Most Britons think it is, but calling men “boys” is far more accepted, and using “guys” to refer to mixed groups is widely seen as inoffensive
Every once in a while a public figure, generally a man, refers to grown women as “girls”. In doing so they stoke the embers of an ongoing argument over whether such a term is acceptable.
Critics of using the word this way say that it’s patronising or sexually suggestive. But new YouGov Realtime data shows that most Britons see it as acceptable language, whether from a man or a woman.
A majority of Britons (58%) think it is always or usually acceptable for men to refer to women as “girls”. This figure includes most women (55%), but a larger number of men (62%). Only 20% of men and 33% of women think it is usually or always unacceptable.
The biggest difference is not between genders, but rather between generations. While 70% of people aged 60 and over think it is acceptable language, this falls to only 48% among those aged from 18 to 24. A generational gap of this magnitude is present among both men and women.
Despite the generational differences, amongst almost all age groups people are more likely to think it is generally ok for a man to call women “girls” than not. The only exception is among women aged from 18 to 29, and even here the 44% of women who think it is usually or always unacceptable is within the margin of error of the 42% who think it is generally acceptable.
When it comes to women referring to their peers as girls, Britons are more accepting still, and differences between the genders and generations disappear or become more muddled.
Overall 70% of Britons think it is always or usually acceptable for women to refer to one another as girls. Men and women are about equally likely to feel this way at 71% and 69% respectively.
When it comes to age differences, the trend whereby older people are more accepting is present from ages 30 and up, but is bucked by the fact that people aged from 18 to 29 are noticeably more likely to think the terminology is acceptable.
Boys, ladies and guys
Our data shows that referring to men as “boys” doesn’t hold the same negative connotations. Almost three quarters (72%) of Britons think it is generally ok for men to refer to each other as boys, and 68% say it is fine when women use the term.
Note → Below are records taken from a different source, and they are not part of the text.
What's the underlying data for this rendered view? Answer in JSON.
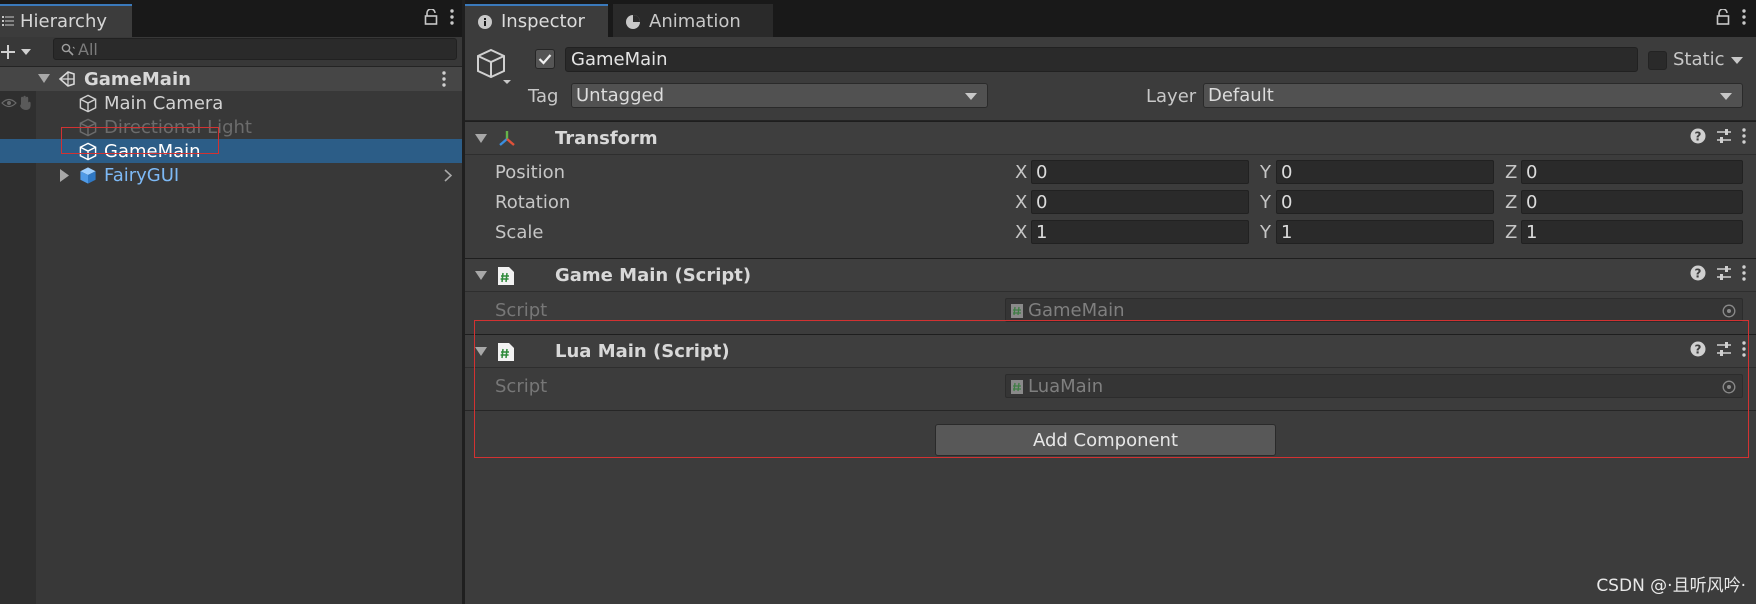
{
  "hierarchy": {
    "tab_label": "Hierarchy",
    "search_placeholder": "All",
    "scene_name": "GameMain",
    "items": [
      {
        "label": "Main Camera",
        "state": "normal"
      },
      {
        "label": "Directional Light",
        "state": "disabled"
      },
      {
        "label": "GameMain",
        "state": "selected"
      },
      {
        "label": "FairyGUI",
        "state": "prefab"
      }
    ]
  },
  "inspector": {
    "tabs": [
      "Inspector",
      "Animation"
    ],
    "object_name": "GameMain",
    "active_checked": true,
    "static_label": "Static",
    "tag_label": "Tag",
    "tag_value": "Untagged",
    "layer_label": "Layer",
    "layer_value": "Default",
    "transform": {
      "title": "Transform",
      "position_label": "Position",
      "rotation_label": "Rotation",
      "scale_label": "Scale",
      "axis_x": "X",
      "axis_y": "Y",
      "axis_z": "Z",
      "position": [
        "0",
        "0",
        "0"
      ],
      "rotation": [
        "0",
        "0",
        "0"
      ],
      "scale": [
        "1",
        "1",
        "1"
      ]
    },
    "game_main_script": {
      "title": "Game Main (Script)",
      "script_label": "Script",
      "script_value": "GameMain"
    },
    "lua_main_script": {
      "title": "Lua Main (Script)",
      "script_label": "Script",
      "script_value": "LuaMain"
    },
    "add_component_label": "Add Component"
  },
  "watermark": "CSDN @·且听风吟·",
  "colors": {
    "selection": "#2c5d87",
    "tab_accent": "#3a79bb",
    "highlight_box": "#d23232",
    "prefab_blue": "#7db9f5"
  }
}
In both cases, women are less likely to feel using the term is appropriate (76% versus 68% if a man were saying it, and 73% versus 63% if a woman were doing so).
The term “ladies” has also come in for criticism, and was seen by feminists in the 1960s and 1970s as objectionable. Nevertheless, today the word is widely accepted, with fully 85% of Britons saying it is not offensive for women to refer to one another as ladies, and 83% viewing it as acceptable for men to do so. In fact, half of the population consider it to “always” be ok to use the term, whether a man or woman is using it.
There are also objections to the way people use the word “guys” to refer to both genders, given the term has previously been used to refer to men only.
Nevertheless, the results reveal that Britons tend to think it is ok to refer to either gender as “guys”, although people are noticeably more accepting of using that term when it comes to men. While between 88% and 90% of Britons are happy for someone to address a group of men as “guys”, this falls to 78% if that word were used to address a mixed group of men and women, and down to between 59% and 63% for a group of women only.
Again, age plays a key role. While Britons of all ages are all roughly as happy for “guys” to be used on a group of men, older Britons are substantially less likely to be ok with it being used to refer to a group containing women.
For instance, while 72% of 18 to 29 year olds think it is acceptable for a man to refer to a group of women as “guys”, this figure falls to just 46% among those aged 60 and over.
And in the case where someone is referring to a group of women as “guys”, men are noticeably less likely to think it is ok than women of the same age: for instance, while 71% of women in their 30s think this is ok, only 58% of men in their 30s say the same.